Agriculture (primarily herding), once the mainstay of the Mongolian economy, declines in terms of share of national employment and contribution to GDP.  In 2014, less than 30% of the workforce was employed in agriculture, down from 42% in 2007.  Agriculture comprises about 16% of GDP, while services alone account for nearly 50% of GDP and 56% of national employment.  Industry is estimated to account for 37% of GDP (including mining with 19%).

Mongolia's landlocked position, geographical isolation, extreme climate, lack of infrastructure, and uncertain regulatory environment have all hampered its economic development.  China is Mongolia's largest trading partner, accounting for around 89% of Mongolia's merchandise export revenues (predominantly through the export of copper and coal), and 37% of merchandise import expenditure.  Strong demand from China and high commodity prices helped Mongolia to recover strongly from the Global Financial Crisis.  More Chinese workers are providing labour in Mongolia.

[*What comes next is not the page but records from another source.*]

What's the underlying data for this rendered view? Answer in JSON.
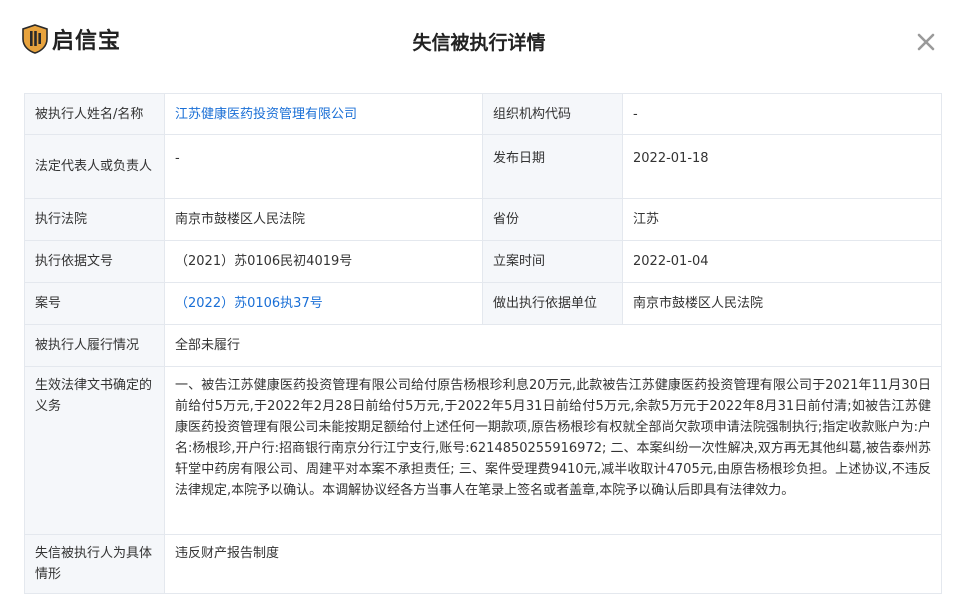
{
  "header": {
    "logo_text": "启信宝",
    "title": "失信被执行详情",
    "close_icon": "close-icon"
  },
  "colors": {
    "logo_shield": "#e8a33d",
    "link": "#1a6fd6",
    "label_bg": "#f5f7fa",
    "border": "#e4e8ee"
  },
  "rows": {
    "executee_name": {
      "label": "被执行人姓名/名称",
      "value": "江苏健康医药投资管理有限公司"
    },
    "org_code": {
      "label": "组织机构代码",
      "value": "-"
    },
    "legal_rep": {
      "label": "法定代表人或负责人",
      "value": "-"
    },
    "publish_date": {
      "label": "发布日期",
      "value": "2022-01-18"
    },
    "court": {
      "label": "执行法院",
      "value": "南京市鼓楼区人民法院"
    },
    "province": {
      "label": "省份",
      "value": "江苏"
    },
    "basis_doc_no": {
      "label": "执行依据文号",
      "value": "（2021）苏0106民初4019号"
    },
    "filing_date": {
      "label": "立案时间",
      "value": "2022-01-04"
    },
    "case_no": {
      "label": "案号",
      "value": "（2022）苏0106执37号"
    },
    "basis_unit": {
      "label": "做出执行依据单位",
      "value": "南京市鼓楼区人民法院"
    },
    "performance": {
      "label": "被执行人履行情况",
      "value": "全部未履行"
    },
    "duty": {
      "label": "生效法律文书确定的义务",
      "value": "一、被告江苏健康医药投资管理有限公司给付原告杨根珍利息20万元,此款被告江苏健康医药投资管理有限公司于2021年11月30日前给付5万元,于2022年2月28日前给付5万元,于2022年5月31日前给付5万元,余款5万元于2022年8月31日前付清;如被告江苏健康医药投资管理有限公司未能按期足额给付上述任何一期款项,原告杨根珍有权就全部尚欠款项申请法院强制执行;指定收款账户为:户名:杨根珍,开户行:招商银行南京分行江宁支行,账号:6214850255916972; 二、本案纠纷一次性解决,双方再无其他纠葛,被告泰州苏轩堂中药房有限公司、周建平对本案不承担责任; 三、案件受理费9410元,减半收取计4705元,由原告杨根珍负担。上述协议,不违反法律规定,本院予以确认。本调解协议经各方当事人在笔录上签名或者盖章,本院予以确认后即具有法律效力。"
    },
    "circumstance": {
      "label": "失信被执行人为具体情形",
      "value": "违反财产报告制度"
    }
  }
}
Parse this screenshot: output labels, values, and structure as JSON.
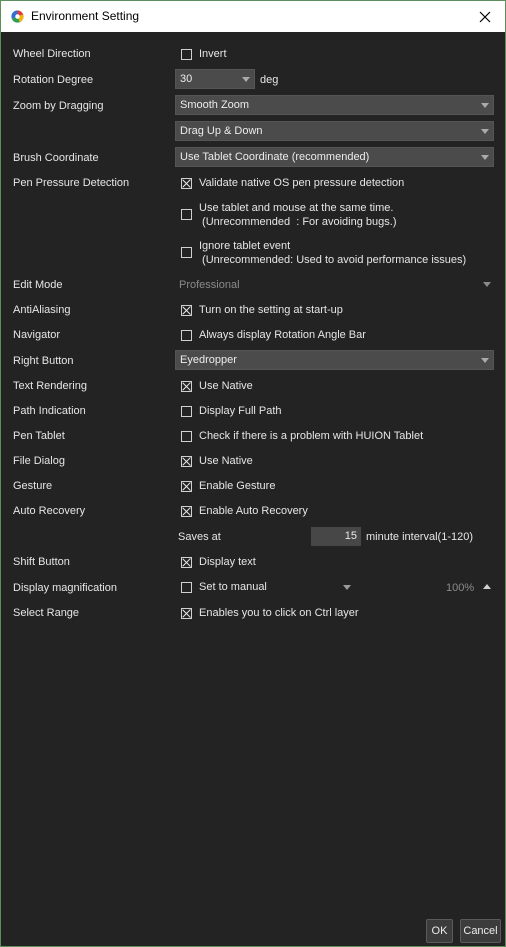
{
  "window": {
    "title": "Environment Setting"
  },
  "settings": {
    "wheel_direction": {
      "label": "Wheel Direction",
      "checkbox_label": "Invert",
      "checked": false
    },
    "rotation_degree": {
      "label": "Rotation Degree",
      "value": "30",
      "unit": "deg"
    },
    "zoom_by_dragging": {
      "label": "Zoom by Dragging",
      "value": "Smooth Zoom",
      "value2": "Drag Up & Down"
    },
    "brush_coordinate": {
      "label": "Brush Coordinate",
      "value": "Use Tablet Coordinate (recommended)"
    },
    "pen_pressure": {
      "label": "Pen Pressure Detection",
      "options": [
        {
          "text": "Validate native OS pen pressure detection",
          "checked": true
        },
        {
          "text": "Use tablet and mouse at the same time.\n (Unrecommended  : For avoiding bugs.)",
          "checked": false
        },
        {
          "text": "Ignore tablet event\n (Unrecommended: Used to avoid performance issues)",
          "checked": false
        }
      ]
    },
    "edit_mode": {
      "label": "Edit Mode",
      "value": "Professional"
    },
    "antialiasing": {
      "label": "AntiAliasing",
      "checkbox_label": "Turn on the setting at start-up",
      "checked": true
    },
    "navigator": {
      "label": "Navigator",
      "checkbox_label": "Always display Rotation Angle Bar",
      "checked": false
    },
    "right_button": {
      "label": "Right Button",
      "value": "Eyedropper"
    },
    "text_rendering": {
      "label": "Text Rendering",
      "checkbox_label": "Use Native",
      "checked": true
    },
    "path_indication": {
      "label": "Path Indication",
      "checkbox_label": "Display Full Path",
      "checked": false
    },
    "pen_tablet": {
      "label": "Pen Tablet",
      "checkbox_label": "Check if there is a problem with HUION Tablet",
      "checked": false
    },
    "file_dialog": {
      "label": "File Dialog",
      "checkbox_label": "Use Native",
      "checked": true
    },
    "gesture": {
      "label": "Gesture",
      "checkbox_label": "Enable Gesture",
      "checked": true
    },
    "auto_recovery": {
      "label": "Auto Recovery",
      "checkbox_label": "Enable Auto Recovery",
      "checked": true,
      "saves_at_label": "Saves at",
      "interval_value": "15",
      "interval_suffix": "minute interval(1-120)"
    },
    "shift_button": {
      "label": "Shift Button",
      "checkbox_label": "Display text",
      "checked": true
    },
    "display_magnification": {
      "label": "Display magnification",
      "checkbox_label": "Set to manual",
      "checked": false,
      "value": "100%"
    },
    "select_range": {
      "label": "Select Range",
      "checkbox_label": "Enables you to click on Ctrl layer",
      "checked": true
    }
  },
  "buttons": {
    "ok": "OK",
    "cancel": "Cancel"
  }
}
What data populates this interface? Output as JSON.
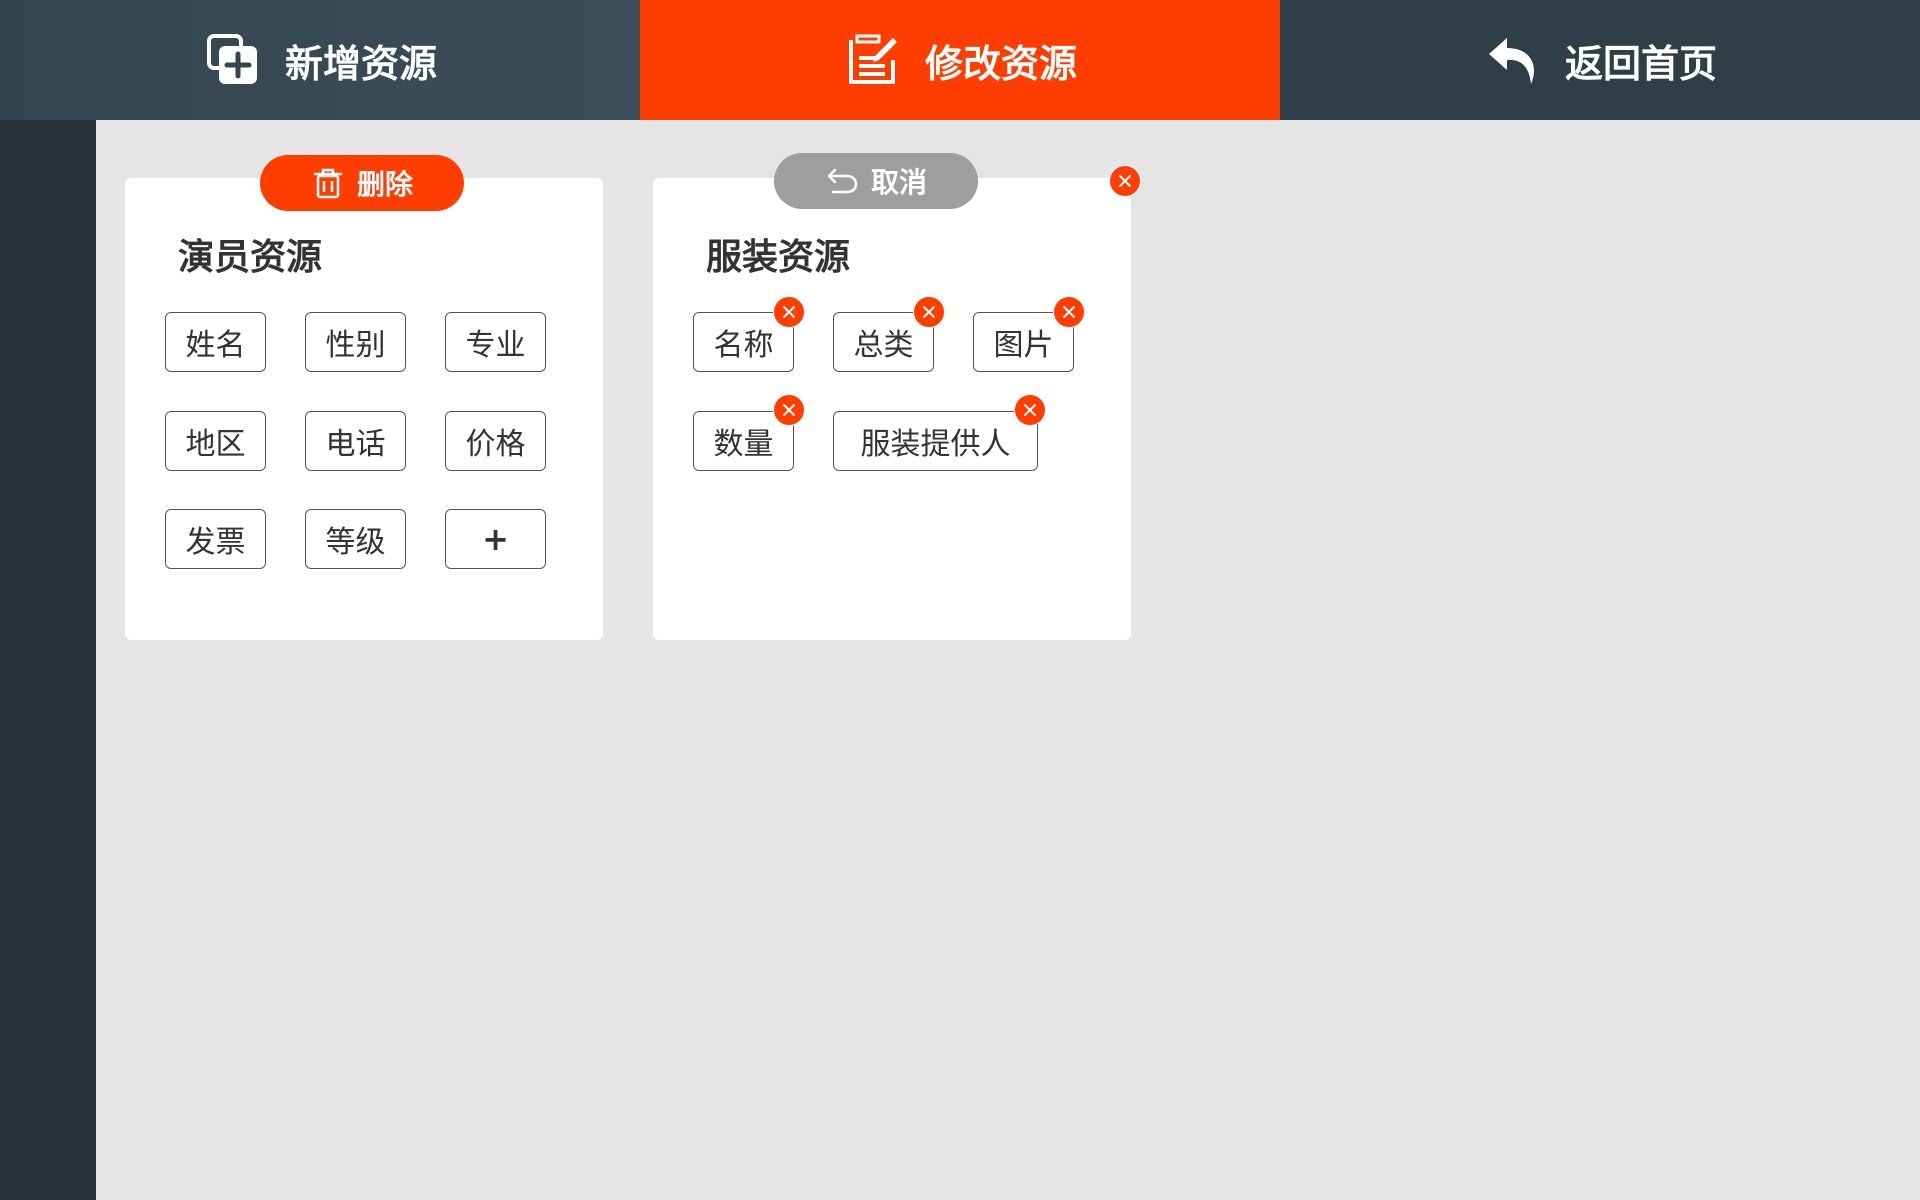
{
  "nav": {
    "tabs": [
      {
        "label": "新增资源",
        "icon": "add-copy-icon",
        "active": false
      },
      {
        "label": "修改资源",
        "icon": "edit-document-icon",
        "active": true
      },
      {
        "label": "返回首页",
        "icon": "undo-arrow-icon",
        "active": false
      }
    ]
  },
  "colors": {
    "accent": "#ff3d00",
    "nav_dark": "#2f3f48",
    "sidebar": "#263238",
    "cancel": "#9e9e9e",
    "background": "#e5e5e5"
  },
  "card_actor": {
    "title": "演员资源",
    "delete_label": "删除",
    "tags": [
      "姓名",
      "性别",
      "专业",
      "地区",
      "电话",
      "价格",
      "发票",
      "等级"
    ],
    "add_label": "+"
  },
  "card_costume": {
    "title": "服装资源",
    "cancel_label": "取消",
    "tags": [
      "名称",
      "总类",
      "图片",
      "数量",
      "服装提供人"
    ]
  }
}
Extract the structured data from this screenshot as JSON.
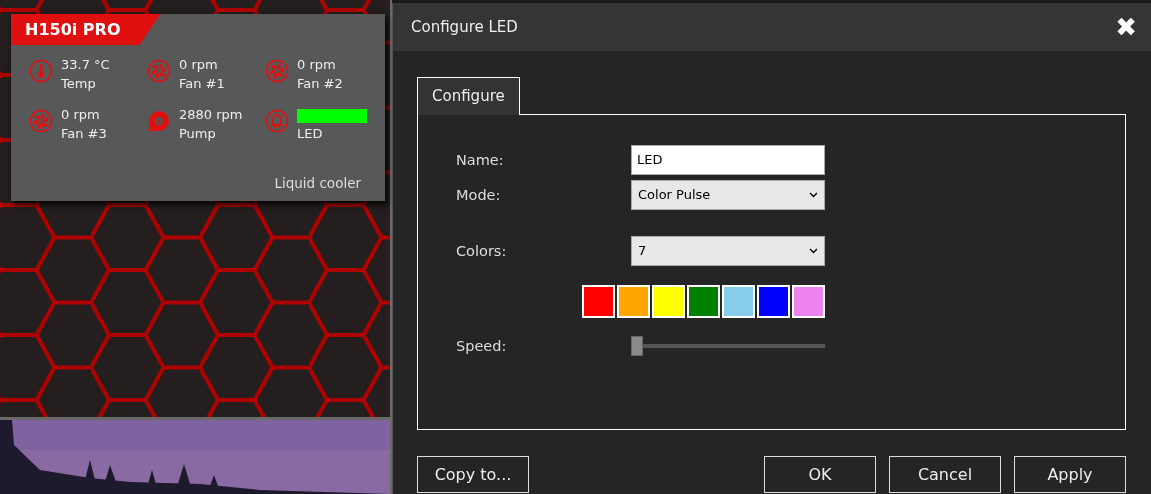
{
  "device_card": {
    "title": "H150i PRO",
    "footer": "Liquid cooler",
    "sensors": [
      {
        "kind": "temp",
        "value": "33.7 °C",
        "label": "Temp"
      },
      {
        "kind": "fan",
        "value": "0 rpm",
        "label": "Fan #1"
      },
      {
        "kind": "fan",
        "value": "0 rpm",
        "label": "Fan #2"
      },
      {
        "kind": "fan",
        "value": "0 rpm",
        "label": "Fan #3"
      },
      {
        "kind": "pump",
        "value": "2880 rpm",
        "label": "Pump"
      },
      {
        "kind": "led",
        "color": "#00ff00",
        "label": "LED"
      }
    ]
  },
  "dialog": {
    "title": "Configure LED",
    "close": "✖",
    "tabs": [
      {
        "label": "Configure",
        "selected": true
      }
    ],
    "fields": [
      {
        "kind": "text",
        "label": "Name:",
        "value": "LED"
      },
      {
        "kind": "select",
        "label": "Mode:",
        "value": "Color Pulse"
      },
      {
        "kind": "select",
        "label": "Colors:",
        "value": "7"
      },
      {
        "kind": "swatches",
        "colors": [
          {
            "color": "#ff0000"
          },
          {
            "color": "#ffa500"
          },
          {
            "color": "#ffff00"
          },
          {
            "color": "#008000"
          },
          {
            "color": "#87ceeb"
          },
          {
            "color": "#0000ff"
          },
          {
            "color": "#ee82ee"
          }
        ]
      },
      {
        "kind": "slider",
        "label": "Speed:",
        "level": 0
      }
    ],
    "left_buttons": [
      {
        "label": "Copy to..."
      }
    ],
    "right_buttons": [
      {
        "label": "OK"
      },
      {
        "label": "Cancel"
      },
      {
        "label": "Apply"
      }
    ]
  }
}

While economic growth has helped the country reach lower-middle income status, Mongolia's poverty rate remains relatively high; about one in three people still lives in poverty.

The Australian Government will provide an estimated $10.0 million in total ODA to Mongolia in 2016-17.  This will include an estimated $5.9 million in bilateral funding to Mongolia managed by DFAT.

Mongolia’s economic growth has followed the commodity cycle, driven by the rise and fall of mineral prices and private sector led investment in the mining sector. The mining sector now accounts for almost 20% of GDP and the majority of exports and, if managed well, is central to the country’s goals to reduce poverty. Australia’s aid program aims to promote well-governed, efficient public and private sectors that help Mongolian communities to benefit from resource-driven growth. Our areas of investment are where Australia has a comparative advantage and are aligned with the development objectives identified by the Government of Mongolia.